------ Record set

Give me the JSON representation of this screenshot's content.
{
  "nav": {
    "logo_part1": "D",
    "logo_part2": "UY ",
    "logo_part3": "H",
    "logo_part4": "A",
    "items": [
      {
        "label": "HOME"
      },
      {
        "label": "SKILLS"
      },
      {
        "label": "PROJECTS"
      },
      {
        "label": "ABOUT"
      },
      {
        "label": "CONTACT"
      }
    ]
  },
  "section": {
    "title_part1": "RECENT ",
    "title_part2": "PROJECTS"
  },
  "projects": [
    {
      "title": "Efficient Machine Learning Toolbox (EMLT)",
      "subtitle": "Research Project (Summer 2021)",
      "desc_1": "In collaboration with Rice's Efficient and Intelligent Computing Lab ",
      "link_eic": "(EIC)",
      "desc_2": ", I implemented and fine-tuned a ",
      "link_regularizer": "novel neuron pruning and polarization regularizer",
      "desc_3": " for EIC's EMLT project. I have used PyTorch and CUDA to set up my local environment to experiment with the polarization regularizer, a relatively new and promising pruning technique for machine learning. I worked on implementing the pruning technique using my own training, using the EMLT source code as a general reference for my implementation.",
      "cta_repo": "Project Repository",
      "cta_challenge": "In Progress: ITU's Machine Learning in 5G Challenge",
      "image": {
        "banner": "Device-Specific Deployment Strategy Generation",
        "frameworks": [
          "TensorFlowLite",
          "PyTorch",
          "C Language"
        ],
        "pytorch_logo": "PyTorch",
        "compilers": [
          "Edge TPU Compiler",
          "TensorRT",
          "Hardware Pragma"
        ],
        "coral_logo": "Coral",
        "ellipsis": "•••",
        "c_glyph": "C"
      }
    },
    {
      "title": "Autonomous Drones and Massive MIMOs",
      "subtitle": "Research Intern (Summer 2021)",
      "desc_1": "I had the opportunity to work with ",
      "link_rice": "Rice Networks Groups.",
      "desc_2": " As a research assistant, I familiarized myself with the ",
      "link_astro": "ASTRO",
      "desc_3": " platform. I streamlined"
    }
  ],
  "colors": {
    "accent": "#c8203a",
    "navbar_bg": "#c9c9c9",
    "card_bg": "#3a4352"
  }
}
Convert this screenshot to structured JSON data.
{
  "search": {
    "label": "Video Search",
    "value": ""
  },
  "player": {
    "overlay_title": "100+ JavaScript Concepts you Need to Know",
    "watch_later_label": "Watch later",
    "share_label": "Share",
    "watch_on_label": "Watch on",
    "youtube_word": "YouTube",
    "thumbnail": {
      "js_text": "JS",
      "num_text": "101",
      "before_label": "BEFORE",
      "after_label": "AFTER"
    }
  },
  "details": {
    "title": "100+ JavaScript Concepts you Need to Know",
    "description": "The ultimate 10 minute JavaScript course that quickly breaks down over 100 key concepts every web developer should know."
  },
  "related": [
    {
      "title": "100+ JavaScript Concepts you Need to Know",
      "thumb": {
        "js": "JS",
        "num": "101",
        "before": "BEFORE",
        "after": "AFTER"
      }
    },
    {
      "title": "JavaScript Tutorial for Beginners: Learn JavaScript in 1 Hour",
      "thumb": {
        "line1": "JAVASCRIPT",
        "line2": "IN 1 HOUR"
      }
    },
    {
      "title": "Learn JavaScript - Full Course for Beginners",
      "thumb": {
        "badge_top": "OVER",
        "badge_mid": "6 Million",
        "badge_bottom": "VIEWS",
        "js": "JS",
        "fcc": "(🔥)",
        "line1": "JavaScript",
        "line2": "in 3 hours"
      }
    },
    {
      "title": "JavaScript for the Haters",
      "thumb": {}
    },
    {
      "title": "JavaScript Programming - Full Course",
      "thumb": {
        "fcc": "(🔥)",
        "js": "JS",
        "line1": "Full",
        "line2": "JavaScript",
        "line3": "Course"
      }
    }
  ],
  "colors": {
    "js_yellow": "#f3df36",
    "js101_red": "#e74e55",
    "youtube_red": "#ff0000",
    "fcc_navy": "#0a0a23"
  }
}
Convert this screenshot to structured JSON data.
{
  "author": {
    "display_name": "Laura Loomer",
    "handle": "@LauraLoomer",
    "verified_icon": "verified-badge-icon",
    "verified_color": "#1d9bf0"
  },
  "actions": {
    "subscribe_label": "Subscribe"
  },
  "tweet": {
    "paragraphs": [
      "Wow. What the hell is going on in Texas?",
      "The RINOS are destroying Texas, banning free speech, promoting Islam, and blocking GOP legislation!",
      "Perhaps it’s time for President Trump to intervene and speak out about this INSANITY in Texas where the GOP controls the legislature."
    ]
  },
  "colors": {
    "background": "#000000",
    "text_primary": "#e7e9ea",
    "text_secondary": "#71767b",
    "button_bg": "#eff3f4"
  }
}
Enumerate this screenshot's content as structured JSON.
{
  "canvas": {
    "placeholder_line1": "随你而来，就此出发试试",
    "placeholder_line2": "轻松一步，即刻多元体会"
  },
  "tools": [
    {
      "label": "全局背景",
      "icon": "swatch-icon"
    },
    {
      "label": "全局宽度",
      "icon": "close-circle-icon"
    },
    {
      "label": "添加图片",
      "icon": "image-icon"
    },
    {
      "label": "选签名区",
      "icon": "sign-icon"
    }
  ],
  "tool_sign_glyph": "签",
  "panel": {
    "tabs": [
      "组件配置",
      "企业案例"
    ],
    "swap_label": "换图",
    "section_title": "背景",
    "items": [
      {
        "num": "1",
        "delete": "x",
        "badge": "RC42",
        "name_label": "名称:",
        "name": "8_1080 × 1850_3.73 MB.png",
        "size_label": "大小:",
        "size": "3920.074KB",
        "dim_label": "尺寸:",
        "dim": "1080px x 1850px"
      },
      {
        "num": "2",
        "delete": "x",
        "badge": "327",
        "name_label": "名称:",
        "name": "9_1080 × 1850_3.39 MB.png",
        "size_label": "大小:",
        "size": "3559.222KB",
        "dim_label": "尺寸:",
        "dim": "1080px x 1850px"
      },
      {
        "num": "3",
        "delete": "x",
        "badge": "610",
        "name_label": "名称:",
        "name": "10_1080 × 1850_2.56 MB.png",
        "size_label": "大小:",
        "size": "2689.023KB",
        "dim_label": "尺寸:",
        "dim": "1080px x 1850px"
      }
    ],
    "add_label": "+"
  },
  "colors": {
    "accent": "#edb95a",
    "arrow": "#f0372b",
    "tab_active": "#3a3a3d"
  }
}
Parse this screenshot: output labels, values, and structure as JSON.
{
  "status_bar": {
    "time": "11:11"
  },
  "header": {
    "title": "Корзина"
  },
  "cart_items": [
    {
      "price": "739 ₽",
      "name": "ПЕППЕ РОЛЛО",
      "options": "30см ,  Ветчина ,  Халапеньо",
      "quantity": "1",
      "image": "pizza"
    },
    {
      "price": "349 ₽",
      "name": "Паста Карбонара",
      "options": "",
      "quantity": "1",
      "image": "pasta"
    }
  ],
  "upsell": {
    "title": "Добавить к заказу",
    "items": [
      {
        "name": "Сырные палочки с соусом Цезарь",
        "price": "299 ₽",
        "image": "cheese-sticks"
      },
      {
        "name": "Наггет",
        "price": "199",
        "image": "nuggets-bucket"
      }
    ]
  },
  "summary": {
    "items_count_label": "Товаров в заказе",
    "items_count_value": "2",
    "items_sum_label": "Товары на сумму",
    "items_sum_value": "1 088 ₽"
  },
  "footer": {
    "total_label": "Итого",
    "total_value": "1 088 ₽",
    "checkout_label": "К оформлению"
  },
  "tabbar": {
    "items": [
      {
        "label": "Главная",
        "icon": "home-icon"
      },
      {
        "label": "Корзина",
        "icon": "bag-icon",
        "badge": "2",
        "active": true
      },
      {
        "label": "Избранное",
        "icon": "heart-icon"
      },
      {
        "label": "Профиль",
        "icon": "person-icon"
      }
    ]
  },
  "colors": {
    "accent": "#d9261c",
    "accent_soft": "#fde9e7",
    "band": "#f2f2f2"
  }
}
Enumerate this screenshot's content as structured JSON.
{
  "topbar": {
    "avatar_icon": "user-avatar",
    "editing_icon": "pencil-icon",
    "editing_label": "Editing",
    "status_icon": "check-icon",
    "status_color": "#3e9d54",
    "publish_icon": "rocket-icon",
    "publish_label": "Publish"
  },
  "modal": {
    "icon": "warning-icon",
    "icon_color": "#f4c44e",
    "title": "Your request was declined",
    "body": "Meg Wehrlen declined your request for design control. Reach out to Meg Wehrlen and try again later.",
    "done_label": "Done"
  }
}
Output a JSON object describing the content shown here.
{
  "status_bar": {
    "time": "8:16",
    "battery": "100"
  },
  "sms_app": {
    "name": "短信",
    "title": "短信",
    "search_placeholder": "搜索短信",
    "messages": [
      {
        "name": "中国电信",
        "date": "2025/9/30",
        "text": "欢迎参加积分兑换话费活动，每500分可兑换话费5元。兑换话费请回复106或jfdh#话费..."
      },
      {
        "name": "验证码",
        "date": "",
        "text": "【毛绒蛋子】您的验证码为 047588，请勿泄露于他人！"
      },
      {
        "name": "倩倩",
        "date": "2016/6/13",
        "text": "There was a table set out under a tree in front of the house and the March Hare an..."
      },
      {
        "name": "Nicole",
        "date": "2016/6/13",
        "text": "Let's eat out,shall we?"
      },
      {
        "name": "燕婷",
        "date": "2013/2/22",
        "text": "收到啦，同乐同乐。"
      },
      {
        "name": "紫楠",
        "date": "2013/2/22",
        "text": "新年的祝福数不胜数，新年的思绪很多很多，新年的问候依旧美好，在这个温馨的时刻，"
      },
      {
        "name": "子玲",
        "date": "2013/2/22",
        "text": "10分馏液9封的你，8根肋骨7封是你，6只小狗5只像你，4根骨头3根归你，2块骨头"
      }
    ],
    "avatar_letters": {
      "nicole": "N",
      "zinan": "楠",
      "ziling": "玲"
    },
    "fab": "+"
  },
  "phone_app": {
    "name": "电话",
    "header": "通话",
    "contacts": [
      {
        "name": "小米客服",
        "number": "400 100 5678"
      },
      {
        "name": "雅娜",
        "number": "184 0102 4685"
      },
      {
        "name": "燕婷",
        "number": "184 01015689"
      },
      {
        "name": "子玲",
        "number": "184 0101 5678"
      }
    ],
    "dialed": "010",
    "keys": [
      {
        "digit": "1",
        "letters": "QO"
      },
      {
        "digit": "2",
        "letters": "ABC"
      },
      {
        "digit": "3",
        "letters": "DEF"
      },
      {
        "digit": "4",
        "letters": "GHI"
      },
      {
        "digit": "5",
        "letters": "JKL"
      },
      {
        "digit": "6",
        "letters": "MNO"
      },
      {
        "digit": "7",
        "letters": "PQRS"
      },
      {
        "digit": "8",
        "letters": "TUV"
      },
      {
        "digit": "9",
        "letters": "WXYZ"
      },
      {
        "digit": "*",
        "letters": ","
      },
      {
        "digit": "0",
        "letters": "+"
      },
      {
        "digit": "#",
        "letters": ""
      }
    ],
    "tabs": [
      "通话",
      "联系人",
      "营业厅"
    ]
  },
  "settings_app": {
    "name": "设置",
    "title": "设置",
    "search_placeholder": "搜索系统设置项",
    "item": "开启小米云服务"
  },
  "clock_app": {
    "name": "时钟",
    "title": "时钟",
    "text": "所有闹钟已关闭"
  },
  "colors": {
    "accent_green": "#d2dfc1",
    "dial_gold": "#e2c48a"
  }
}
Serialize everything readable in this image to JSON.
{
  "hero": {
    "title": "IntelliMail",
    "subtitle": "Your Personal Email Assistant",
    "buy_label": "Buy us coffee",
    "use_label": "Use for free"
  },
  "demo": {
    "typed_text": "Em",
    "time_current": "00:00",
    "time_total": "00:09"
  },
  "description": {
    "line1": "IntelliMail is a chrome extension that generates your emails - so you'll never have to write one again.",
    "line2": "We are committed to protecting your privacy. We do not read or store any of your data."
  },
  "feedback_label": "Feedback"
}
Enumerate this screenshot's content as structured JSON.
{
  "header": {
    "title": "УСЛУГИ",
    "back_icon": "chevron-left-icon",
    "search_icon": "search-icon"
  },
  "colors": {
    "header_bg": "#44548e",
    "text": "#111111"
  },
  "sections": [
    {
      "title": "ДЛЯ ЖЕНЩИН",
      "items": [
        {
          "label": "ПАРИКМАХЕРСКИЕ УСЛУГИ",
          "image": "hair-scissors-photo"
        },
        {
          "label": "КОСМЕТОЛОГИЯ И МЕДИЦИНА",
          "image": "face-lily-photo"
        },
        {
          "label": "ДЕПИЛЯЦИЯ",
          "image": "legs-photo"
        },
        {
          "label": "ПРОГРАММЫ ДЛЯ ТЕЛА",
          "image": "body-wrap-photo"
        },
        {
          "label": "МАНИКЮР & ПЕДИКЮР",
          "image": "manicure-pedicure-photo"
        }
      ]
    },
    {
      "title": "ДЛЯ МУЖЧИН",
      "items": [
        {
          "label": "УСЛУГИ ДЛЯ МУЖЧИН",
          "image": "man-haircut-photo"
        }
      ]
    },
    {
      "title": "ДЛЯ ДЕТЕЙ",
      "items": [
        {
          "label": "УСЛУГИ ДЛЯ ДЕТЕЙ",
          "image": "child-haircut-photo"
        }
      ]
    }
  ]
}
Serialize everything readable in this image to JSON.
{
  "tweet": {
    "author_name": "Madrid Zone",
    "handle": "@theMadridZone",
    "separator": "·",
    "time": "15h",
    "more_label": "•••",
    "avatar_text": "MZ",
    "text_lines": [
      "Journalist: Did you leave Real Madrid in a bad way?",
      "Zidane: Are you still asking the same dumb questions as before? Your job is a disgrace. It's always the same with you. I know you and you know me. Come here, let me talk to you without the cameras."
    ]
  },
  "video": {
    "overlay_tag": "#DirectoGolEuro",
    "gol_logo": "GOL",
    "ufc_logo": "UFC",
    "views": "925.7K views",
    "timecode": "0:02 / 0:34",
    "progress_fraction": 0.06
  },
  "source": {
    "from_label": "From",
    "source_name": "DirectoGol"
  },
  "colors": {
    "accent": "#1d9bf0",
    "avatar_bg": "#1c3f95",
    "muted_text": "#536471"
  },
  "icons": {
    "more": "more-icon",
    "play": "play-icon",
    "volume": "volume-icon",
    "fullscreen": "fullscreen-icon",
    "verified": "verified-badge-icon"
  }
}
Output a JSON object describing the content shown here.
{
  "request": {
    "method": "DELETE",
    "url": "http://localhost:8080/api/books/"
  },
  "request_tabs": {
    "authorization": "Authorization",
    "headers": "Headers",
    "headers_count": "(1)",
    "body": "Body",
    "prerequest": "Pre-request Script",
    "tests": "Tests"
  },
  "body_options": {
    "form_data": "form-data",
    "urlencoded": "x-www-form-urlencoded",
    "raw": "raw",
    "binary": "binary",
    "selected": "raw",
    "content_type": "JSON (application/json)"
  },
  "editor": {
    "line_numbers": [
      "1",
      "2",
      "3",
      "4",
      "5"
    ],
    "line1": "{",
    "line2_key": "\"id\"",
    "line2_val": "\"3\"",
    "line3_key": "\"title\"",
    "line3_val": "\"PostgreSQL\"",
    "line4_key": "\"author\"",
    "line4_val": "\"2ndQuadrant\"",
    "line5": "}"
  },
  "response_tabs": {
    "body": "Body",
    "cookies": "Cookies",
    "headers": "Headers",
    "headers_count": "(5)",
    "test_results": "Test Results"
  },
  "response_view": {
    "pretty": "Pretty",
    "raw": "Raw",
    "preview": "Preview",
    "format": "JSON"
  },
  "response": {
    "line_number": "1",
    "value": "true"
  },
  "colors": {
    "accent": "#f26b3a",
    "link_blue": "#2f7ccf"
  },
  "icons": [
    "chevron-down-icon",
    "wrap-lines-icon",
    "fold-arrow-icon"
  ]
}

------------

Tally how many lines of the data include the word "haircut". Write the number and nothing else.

2